(b) The petition shall state the nature of the petitioner's interest, the facts showing that petitioner is a person aggrieved by the decision, and the grounds specified in s. 227.57 upon which petitioner contends that the decision should be reversed or modified.
(c) Copies of the petition shall be served, personally or by certified mail, or, when service is timely admitted in writing, by first class mail, not later than 30 days after the institution of the proceeding, upon all parties who appeared before the agency in the proceeding in which the order sought to be reviewed was made.
Note: For purposes of the above-noted statutory time-limits, the date of Commission service of this decision is the date it is placed in the mail (in this case the date appearing immediately above the signatures); the date of filing of a rehearing petition is the date of actual receipt by the Commission; and the service date of a judicial review petition is the date of actual receipt by the Court and placement in the mail to the Commission.
2. Village of Jackson, Dec. No. 25098 (WERC,1/88); Kewaunee County, Dec. No. 13185-D (WERC, 1/86) aff'd in Kewaunee County V. WERC, 141 Wis.2d 347 (1987).
3. Ibid., see also Jackson County, Dec. No. 17828-B (WERC, 10/86) and City of Mauston, Dec. No 21424-E (WERC,11/93).
4. City of Mauston, supra at p. 11.
5. Jackson County, supra, at p. 6; Manitowoc County, Dec. No. 20847 (WERC, 7/83); see also Eau Claire County et al. v. WERC. et al., 122 Wis.2d 363 (1984).
6. Jackson County, supra; City of LaCrosse, Nos. 27361 and 7833-C (WERC, 1/94) at p. 30.
7. City of Mauston, supra; Village of Jackson, supra; Portage County, Dec. No. 6478-C (WERC, 10/87).
8. Jackson County, supra; Waupaca County, Dec. No. 20854-C (WERC, 9/85); and Shawano County (Maple Lane Health Care Facility), Dec. No. 7197-A (WERC, 10/84).
9. City of LaCrosse, supra; Nicolet Area Technical College, Dec. No. 23366-C (WERC, 3/93).
10. City of Cudahy, Dec. No. 26680 (WERC, 11/90); Wood County, Dec. No. 13760 (WERC, 6/75).
11. Adams County, Dec. Nos. 27093 and 27094 (WERC,11/91); Dane County, Dec. No. 16946 (WERC, 4/79).

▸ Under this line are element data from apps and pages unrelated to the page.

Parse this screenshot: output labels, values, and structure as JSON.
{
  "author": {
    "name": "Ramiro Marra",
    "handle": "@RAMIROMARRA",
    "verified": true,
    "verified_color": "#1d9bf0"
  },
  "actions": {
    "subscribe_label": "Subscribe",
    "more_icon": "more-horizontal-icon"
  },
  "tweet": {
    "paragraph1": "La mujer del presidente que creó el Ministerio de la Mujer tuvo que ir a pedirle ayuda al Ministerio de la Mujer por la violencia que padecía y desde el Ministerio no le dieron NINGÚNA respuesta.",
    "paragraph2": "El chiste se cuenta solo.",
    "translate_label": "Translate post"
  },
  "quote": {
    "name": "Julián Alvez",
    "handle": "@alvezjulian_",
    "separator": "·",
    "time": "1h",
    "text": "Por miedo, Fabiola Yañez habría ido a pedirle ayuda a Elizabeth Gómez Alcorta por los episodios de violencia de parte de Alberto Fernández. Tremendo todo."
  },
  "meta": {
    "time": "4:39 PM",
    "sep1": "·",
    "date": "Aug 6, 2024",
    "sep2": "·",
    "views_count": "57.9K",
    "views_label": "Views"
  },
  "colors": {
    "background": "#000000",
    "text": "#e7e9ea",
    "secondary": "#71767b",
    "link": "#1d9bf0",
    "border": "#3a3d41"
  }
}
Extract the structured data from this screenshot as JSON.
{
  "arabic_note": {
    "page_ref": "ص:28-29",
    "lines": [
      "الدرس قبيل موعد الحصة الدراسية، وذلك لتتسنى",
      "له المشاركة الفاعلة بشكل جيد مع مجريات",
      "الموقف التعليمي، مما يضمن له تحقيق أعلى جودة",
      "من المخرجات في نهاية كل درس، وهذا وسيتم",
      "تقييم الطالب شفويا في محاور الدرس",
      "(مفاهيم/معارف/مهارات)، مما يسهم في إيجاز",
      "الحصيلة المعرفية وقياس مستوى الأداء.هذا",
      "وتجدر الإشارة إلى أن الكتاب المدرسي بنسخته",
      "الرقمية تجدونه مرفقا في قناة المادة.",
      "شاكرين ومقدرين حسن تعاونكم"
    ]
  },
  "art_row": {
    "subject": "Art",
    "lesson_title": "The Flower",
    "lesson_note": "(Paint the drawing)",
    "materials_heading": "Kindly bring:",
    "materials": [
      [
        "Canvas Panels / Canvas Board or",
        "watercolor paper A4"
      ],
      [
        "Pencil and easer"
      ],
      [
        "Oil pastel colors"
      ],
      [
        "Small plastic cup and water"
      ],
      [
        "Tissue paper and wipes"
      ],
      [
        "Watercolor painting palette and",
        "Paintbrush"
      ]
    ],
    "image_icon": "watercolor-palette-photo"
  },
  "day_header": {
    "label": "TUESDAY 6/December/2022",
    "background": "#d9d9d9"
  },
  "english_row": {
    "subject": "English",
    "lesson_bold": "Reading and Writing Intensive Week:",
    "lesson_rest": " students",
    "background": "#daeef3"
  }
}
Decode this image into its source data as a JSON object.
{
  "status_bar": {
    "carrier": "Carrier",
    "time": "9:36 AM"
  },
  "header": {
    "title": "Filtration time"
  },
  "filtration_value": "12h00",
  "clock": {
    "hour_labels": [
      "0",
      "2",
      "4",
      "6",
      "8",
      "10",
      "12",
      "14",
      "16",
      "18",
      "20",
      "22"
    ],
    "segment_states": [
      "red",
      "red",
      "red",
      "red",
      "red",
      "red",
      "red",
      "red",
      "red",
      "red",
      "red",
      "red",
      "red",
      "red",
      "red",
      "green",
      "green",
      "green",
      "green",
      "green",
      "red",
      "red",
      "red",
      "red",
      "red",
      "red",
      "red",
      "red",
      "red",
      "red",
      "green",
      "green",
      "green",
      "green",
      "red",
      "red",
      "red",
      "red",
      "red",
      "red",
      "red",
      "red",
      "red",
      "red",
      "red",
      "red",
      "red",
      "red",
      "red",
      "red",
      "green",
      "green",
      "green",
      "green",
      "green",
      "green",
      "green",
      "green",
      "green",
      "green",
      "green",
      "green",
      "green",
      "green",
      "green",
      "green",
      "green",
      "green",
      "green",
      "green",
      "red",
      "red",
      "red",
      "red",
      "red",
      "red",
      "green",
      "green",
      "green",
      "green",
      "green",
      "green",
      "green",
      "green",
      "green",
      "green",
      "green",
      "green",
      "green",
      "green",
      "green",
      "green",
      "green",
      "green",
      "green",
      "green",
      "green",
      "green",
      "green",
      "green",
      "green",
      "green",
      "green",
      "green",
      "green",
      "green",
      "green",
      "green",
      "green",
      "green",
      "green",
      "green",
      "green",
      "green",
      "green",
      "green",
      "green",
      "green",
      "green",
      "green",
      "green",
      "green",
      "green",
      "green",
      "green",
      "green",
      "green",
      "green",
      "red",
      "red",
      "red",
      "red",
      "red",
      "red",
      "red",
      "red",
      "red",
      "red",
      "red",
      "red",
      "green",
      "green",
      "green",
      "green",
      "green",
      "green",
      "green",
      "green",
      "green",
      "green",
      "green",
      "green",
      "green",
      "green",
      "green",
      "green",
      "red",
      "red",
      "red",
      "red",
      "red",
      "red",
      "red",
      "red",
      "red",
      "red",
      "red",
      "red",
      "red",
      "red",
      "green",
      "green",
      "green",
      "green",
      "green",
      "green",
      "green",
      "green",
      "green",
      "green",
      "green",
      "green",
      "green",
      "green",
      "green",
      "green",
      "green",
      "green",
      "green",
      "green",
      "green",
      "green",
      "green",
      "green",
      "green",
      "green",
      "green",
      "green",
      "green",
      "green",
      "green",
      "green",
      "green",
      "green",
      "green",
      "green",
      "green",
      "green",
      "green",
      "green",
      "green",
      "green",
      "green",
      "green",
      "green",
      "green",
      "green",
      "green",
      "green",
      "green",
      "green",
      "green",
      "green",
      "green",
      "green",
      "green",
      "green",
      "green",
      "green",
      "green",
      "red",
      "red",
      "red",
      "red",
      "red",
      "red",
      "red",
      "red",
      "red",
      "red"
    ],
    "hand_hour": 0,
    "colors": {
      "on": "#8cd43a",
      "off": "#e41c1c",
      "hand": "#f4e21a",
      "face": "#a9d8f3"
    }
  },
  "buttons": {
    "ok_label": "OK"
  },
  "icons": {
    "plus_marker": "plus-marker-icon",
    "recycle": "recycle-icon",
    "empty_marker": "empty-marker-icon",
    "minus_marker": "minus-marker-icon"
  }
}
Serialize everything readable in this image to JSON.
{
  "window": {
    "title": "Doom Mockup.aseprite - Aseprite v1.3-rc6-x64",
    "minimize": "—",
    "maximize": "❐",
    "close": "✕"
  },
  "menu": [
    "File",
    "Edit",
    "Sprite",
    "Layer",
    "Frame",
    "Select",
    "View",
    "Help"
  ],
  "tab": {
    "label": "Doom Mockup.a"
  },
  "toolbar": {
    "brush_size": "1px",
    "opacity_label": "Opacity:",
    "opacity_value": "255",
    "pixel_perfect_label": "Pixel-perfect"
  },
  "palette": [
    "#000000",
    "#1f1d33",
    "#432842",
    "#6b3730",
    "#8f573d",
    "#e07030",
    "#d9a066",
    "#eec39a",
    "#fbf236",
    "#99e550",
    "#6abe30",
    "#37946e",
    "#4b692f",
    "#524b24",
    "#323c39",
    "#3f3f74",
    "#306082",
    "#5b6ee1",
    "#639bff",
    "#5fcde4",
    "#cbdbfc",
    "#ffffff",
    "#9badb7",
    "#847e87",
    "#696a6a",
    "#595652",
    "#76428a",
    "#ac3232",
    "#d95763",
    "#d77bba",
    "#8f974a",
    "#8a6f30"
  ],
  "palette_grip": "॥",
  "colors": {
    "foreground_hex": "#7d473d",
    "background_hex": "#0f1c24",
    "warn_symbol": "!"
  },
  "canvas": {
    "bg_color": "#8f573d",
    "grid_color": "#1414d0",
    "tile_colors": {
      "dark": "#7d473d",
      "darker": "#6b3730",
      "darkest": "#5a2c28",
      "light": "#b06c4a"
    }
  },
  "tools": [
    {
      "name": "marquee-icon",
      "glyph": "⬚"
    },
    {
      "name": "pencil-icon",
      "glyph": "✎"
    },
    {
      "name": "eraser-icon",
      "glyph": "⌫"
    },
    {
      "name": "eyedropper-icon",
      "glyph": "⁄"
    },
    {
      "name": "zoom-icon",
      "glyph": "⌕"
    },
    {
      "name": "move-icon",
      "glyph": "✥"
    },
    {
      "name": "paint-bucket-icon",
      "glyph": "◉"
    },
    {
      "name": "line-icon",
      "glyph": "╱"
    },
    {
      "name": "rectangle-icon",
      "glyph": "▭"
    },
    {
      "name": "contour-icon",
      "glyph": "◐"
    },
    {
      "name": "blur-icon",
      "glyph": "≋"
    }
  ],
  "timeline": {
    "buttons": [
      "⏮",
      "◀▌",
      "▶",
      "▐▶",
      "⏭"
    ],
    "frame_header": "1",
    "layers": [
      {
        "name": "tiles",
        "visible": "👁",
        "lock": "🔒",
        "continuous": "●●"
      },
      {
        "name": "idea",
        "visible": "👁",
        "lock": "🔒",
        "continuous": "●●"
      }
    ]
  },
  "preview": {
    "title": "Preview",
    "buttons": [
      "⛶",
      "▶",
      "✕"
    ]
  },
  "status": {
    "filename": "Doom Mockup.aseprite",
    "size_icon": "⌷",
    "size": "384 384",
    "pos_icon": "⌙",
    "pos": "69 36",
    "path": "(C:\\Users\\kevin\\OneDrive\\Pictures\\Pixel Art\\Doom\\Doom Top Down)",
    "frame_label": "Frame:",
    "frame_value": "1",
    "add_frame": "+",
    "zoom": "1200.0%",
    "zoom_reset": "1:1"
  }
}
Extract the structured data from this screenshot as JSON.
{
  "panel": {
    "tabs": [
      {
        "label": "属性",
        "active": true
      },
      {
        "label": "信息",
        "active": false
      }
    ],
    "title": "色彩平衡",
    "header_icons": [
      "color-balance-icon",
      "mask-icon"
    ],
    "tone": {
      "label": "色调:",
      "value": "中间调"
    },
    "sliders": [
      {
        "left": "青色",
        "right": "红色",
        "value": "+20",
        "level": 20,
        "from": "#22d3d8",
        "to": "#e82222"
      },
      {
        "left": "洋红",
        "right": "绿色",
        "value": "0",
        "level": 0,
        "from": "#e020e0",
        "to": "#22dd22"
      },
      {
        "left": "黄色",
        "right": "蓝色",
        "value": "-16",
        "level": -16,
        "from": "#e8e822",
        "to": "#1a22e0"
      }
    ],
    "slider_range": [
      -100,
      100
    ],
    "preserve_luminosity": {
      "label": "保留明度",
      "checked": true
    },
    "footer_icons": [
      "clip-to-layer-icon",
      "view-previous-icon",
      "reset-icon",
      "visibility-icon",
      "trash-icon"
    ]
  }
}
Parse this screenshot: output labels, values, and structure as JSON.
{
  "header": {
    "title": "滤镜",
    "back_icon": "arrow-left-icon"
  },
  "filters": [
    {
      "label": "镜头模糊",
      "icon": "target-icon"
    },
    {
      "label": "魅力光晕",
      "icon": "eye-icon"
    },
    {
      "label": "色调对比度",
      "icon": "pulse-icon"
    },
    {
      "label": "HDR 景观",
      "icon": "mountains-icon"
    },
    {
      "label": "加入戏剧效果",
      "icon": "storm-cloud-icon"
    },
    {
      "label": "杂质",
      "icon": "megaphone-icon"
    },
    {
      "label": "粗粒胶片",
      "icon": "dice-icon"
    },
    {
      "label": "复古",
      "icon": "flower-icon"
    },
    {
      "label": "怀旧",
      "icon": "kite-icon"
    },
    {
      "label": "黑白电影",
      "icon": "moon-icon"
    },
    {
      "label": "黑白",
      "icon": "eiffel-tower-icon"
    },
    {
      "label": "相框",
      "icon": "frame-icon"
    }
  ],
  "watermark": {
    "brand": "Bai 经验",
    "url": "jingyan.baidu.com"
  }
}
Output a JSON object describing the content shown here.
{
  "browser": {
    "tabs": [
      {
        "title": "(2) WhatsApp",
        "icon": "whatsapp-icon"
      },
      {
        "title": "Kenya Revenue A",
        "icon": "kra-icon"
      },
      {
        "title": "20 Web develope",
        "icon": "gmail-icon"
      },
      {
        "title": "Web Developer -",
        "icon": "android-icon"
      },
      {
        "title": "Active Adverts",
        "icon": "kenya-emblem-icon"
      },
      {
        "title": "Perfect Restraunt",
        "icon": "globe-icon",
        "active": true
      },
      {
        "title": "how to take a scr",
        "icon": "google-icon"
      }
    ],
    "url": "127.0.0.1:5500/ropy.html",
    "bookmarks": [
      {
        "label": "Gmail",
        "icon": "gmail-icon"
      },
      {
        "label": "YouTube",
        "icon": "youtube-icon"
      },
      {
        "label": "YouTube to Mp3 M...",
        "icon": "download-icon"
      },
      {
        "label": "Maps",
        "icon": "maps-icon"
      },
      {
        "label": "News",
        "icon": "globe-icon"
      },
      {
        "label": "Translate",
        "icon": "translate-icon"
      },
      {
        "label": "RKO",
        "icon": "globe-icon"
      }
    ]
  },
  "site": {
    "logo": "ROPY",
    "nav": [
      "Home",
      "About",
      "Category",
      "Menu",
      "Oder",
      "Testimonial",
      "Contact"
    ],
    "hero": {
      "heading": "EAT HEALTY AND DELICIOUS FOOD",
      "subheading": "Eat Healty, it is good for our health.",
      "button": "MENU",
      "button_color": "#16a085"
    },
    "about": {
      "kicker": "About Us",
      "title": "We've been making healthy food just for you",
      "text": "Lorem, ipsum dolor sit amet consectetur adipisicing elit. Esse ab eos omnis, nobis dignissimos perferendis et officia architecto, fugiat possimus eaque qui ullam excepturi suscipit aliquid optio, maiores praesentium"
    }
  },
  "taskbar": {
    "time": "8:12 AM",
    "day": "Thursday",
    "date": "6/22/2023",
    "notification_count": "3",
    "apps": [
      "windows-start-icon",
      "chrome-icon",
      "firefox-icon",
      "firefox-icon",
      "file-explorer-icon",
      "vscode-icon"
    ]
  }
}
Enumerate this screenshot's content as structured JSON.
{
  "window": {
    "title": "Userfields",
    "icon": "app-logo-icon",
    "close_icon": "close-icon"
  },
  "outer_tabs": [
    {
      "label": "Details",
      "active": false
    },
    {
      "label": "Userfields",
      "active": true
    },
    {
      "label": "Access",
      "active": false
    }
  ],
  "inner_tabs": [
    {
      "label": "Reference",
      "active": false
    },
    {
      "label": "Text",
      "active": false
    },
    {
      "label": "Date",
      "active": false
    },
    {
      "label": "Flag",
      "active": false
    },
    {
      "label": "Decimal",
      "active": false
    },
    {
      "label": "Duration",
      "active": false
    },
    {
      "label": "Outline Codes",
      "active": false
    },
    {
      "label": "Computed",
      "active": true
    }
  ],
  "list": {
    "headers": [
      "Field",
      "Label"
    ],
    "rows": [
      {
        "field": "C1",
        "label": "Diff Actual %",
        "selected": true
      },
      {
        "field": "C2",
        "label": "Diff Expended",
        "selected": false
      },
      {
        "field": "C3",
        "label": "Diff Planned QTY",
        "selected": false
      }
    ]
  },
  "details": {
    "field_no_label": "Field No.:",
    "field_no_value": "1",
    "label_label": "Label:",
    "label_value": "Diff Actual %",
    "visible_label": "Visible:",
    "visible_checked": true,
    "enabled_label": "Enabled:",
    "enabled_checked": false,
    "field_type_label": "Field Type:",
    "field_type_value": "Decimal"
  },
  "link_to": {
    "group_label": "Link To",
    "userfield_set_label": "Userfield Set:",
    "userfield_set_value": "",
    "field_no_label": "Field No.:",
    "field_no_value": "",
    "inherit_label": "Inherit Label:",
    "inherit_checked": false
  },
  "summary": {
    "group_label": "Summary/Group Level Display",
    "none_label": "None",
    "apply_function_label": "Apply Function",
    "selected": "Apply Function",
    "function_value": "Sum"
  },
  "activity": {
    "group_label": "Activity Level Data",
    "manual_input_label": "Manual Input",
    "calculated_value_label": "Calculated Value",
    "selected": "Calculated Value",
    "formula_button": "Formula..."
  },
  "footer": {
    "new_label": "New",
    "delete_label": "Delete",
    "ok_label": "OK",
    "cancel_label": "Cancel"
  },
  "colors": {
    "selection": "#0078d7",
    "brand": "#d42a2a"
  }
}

12. Ibid., Green Bay School District, Dec. No. 23263-A (WERC, 8/86).
13. LaCrosse County, Dec. Nos. 27361-A and Nos. 7833-C (WERC, 1/94).
14. LaCrosse County, supra at p. 31.